Updated: May 13, 2020
A recent study out of Denmark published in the journal Cell Metabolism shows how mice undergoing intense exercise experienced a 50 percent reduction in growth, size and incidence of cancer tumours.
The findings shed light on how exercise can boost cancer-fighting immune cells, giving hope that the same results can be duplicated in humans. Scientists have long understood that infiltration of these natural cancer-fighting immune cells into a cancerous tumour is the key to controlling and regulating tumour size.
But, the question remains, how these specialized cells could be brought into action more effectively.
For now, research shows us that exercise supplies that surge of adrenaline that enables more effective movement of cancer-killing immune cells toward cancerous tumours.
Researchers at the University of Copenhagen determined that a surge of adrenaline, induced by high-intensity exercise, gave a boost to cancer-killing immune cells, pushing them toward lung, skin and liver tumours.
Increased blood flow is good for cancer patients.
Other research shows exercise may be working to combat cancer in many other ways. For example, a study conducted at Kansas State University involving prostate cancer tumour growth in rats found increased blood flow to slow the spread of cancer.
The rats were divided into two groups: those that exercised and those that were sedentary. Researchers found that exercising increased blood flow to the tumours by 200 percent. Tumours that have an abundance of oxygen-rich blood have a much lower tendency to metastasize and spread cancer to other regions of the body.
Another study by another group of researchers found that aerobic exercise brought about normalcy to human breast cancer tissues. The scientists believe that exercise is able to help tissue affected by cancer return to its pre-tumour state – effectively halting the development of more aggressive and dangerous tumour growth.
Exercise has also been found to be helpful in making conventional treatments more effective. Research has shown that exercise added to a conventional regimen of chemotherapy was more effective in shrinking tumours than when chemotherapy was administered alone.
And, even though I’m not a fan of chemotherapy (for good reason) – I still respect the decision of each person to decide what’s best for them. Bottom line, no matter what treatment option is picked, one thing is very clear – exercise is good for cancer patients. (no doubt)

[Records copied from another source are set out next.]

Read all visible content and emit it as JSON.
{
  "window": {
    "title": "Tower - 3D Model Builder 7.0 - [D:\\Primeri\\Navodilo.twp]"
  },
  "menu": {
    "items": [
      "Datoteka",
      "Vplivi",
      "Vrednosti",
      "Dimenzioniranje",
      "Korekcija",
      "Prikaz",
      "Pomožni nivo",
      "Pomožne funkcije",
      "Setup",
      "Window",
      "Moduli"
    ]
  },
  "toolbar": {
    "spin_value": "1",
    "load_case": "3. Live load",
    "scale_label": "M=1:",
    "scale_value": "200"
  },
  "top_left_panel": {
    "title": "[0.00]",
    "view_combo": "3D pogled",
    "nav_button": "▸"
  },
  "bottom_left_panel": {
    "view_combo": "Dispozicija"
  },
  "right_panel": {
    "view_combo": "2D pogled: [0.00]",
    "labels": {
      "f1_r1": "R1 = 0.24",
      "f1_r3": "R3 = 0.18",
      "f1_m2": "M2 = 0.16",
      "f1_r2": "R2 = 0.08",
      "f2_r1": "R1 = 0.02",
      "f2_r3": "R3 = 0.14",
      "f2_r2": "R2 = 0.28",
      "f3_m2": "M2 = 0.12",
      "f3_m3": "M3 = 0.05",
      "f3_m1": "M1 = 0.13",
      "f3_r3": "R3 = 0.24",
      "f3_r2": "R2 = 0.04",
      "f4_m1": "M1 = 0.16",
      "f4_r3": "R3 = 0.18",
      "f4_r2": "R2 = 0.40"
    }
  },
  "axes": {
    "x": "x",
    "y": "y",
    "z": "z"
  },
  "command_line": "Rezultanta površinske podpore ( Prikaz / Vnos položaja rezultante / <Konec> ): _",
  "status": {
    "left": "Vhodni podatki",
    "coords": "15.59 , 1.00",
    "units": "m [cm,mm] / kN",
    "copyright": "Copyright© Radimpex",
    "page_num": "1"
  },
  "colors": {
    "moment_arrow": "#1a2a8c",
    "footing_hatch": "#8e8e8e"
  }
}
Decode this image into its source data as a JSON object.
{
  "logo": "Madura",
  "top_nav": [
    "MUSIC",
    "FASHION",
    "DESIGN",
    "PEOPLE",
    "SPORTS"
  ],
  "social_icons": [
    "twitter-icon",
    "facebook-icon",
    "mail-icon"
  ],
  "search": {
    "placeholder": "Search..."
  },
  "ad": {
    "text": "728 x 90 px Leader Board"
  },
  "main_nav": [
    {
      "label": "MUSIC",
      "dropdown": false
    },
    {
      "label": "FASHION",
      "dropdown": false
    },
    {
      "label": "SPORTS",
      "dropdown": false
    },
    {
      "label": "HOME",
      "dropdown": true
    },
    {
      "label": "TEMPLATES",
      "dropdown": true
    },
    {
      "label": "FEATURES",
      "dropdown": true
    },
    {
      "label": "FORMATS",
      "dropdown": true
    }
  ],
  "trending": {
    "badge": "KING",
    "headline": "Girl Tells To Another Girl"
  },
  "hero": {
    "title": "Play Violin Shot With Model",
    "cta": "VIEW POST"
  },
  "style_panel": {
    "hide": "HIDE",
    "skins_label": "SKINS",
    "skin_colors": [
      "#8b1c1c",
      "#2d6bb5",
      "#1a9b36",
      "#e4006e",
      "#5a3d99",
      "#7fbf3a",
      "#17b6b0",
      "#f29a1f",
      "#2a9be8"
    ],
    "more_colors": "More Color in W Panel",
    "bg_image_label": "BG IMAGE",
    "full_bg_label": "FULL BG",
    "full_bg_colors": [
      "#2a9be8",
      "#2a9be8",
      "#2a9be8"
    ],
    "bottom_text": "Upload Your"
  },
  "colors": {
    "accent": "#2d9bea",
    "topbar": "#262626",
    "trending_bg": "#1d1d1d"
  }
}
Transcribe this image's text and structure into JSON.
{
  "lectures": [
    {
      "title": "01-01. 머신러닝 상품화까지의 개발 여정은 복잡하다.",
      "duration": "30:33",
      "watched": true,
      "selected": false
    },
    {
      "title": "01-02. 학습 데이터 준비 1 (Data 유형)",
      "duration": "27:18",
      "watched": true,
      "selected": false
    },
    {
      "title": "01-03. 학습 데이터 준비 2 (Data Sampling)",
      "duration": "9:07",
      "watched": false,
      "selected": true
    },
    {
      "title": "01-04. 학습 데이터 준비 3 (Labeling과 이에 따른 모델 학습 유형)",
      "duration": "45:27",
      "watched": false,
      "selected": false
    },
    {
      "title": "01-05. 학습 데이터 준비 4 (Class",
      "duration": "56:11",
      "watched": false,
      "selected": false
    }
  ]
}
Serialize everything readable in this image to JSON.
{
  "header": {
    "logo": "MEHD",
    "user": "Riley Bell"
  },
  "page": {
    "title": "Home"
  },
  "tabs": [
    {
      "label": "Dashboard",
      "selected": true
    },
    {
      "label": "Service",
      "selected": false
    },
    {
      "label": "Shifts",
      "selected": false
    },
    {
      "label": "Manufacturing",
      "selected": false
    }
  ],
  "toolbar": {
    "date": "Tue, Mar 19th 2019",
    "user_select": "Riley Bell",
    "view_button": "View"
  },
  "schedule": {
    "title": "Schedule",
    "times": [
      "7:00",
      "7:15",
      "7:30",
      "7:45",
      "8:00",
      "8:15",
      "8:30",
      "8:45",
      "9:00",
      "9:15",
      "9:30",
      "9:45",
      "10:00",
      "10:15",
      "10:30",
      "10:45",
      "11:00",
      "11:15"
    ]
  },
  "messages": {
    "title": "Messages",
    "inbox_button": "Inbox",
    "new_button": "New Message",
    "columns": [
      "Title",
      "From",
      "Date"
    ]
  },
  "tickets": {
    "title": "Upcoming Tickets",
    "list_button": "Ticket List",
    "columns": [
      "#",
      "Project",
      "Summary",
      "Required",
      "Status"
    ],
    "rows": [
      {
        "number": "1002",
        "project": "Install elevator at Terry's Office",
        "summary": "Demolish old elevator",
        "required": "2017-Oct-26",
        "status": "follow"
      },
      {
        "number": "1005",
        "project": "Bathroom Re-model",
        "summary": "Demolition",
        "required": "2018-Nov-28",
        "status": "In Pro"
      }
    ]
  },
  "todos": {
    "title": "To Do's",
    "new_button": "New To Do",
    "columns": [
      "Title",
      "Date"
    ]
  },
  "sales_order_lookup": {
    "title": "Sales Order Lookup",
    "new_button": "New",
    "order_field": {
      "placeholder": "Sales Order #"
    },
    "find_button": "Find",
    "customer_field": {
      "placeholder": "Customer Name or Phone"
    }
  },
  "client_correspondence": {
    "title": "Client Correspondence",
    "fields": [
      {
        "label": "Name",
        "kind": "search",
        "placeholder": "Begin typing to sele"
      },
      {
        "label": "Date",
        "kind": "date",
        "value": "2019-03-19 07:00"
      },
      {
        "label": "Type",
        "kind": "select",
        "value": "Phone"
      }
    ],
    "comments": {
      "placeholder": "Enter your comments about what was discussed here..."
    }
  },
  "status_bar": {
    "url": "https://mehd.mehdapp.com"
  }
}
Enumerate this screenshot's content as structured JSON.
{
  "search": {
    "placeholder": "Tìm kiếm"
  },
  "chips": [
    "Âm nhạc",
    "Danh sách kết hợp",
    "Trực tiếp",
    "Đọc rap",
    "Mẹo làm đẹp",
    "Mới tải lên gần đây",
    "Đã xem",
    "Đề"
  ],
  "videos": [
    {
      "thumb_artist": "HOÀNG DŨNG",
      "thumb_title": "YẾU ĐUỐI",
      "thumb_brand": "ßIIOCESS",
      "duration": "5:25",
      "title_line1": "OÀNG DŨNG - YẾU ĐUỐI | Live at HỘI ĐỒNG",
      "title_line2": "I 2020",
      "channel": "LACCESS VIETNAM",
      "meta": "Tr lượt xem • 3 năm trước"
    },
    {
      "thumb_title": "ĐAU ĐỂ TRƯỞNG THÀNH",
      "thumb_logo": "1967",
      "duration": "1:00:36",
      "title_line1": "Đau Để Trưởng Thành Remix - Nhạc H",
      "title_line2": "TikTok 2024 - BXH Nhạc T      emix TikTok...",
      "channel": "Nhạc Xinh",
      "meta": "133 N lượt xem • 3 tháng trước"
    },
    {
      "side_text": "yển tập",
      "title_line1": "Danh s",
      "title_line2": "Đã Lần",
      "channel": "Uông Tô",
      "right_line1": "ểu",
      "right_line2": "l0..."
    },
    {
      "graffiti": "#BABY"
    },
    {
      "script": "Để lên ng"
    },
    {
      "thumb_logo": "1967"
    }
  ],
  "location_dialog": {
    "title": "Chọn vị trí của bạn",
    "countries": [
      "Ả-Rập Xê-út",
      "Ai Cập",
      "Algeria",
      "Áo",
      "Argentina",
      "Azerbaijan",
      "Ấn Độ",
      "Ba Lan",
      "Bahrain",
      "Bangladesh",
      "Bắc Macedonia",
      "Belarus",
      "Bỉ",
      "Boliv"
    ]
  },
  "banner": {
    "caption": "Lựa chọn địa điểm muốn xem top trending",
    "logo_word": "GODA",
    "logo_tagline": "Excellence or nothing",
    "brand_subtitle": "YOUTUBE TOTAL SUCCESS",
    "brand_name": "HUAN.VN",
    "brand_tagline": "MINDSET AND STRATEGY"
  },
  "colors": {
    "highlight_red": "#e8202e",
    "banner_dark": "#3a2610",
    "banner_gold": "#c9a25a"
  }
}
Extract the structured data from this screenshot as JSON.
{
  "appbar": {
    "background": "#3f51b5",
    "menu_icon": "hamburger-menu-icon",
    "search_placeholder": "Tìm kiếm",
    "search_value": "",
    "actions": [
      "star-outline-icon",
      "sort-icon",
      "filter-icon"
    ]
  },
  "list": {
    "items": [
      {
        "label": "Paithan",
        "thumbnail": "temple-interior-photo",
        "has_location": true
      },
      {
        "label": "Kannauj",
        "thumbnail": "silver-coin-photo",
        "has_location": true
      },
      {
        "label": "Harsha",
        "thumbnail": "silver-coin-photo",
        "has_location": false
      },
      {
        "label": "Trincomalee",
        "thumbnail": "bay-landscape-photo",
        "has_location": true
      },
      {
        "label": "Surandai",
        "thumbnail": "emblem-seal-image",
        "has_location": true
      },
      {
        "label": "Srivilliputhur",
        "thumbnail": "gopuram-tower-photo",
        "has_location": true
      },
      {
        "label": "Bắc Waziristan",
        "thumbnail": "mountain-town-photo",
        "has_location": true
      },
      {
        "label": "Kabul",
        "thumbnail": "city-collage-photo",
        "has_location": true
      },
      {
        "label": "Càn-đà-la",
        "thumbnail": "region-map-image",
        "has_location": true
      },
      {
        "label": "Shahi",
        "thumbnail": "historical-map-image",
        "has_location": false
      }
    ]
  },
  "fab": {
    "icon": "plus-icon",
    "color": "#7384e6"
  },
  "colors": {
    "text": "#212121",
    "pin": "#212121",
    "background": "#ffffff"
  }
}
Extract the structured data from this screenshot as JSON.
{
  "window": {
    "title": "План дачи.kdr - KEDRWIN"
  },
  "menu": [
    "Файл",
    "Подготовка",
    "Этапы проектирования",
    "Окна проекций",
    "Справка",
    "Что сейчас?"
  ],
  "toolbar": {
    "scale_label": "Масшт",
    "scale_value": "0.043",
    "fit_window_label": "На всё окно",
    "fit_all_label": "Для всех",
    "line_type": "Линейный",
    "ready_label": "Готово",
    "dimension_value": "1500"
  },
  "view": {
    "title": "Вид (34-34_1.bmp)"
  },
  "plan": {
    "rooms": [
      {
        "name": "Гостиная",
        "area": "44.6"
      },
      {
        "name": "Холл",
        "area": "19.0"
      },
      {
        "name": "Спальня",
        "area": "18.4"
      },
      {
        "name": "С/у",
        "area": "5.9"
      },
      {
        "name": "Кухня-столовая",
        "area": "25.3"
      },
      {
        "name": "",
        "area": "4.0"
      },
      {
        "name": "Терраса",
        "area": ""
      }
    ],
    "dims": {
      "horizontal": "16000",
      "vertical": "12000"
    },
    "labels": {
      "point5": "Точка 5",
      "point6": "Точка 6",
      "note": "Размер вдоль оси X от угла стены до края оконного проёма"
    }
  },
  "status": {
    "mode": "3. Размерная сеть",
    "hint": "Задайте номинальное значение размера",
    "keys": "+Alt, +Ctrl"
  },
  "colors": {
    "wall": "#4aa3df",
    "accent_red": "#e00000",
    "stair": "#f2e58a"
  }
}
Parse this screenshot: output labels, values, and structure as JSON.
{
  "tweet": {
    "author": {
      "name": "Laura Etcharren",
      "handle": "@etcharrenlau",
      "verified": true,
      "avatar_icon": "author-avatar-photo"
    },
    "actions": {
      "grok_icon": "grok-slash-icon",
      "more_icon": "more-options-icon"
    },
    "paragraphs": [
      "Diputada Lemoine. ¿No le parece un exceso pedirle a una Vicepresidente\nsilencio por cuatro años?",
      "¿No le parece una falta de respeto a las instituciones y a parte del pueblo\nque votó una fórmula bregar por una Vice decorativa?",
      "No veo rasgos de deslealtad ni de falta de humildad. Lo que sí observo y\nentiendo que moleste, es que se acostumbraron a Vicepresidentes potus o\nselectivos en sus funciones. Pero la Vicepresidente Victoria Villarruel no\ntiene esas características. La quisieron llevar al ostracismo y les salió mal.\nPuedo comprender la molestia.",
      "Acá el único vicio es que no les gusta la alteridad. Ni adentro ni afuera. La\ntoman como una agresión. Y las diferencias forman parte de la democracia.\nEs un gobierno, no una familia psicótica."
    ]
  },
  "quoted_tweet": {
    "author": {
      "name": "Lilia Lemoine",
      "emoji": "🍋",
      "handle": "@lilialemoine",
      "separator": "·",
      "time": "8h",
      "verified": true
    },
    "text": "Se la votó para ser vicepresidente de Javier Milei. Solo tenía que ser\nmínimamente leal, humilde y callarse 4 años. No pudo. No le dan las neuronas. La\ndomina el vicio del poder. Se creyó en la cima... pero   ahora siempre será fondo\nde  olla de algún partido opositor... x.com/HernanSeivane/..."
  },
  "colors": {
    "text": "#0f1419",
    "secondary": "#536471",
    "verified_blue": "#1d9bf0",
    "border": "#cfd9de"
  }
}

Simply put: There’s no downside to exercise for cancer patients. Not only will they reap the mental and emotional benefits, but the anticancer benefits are worth the effort.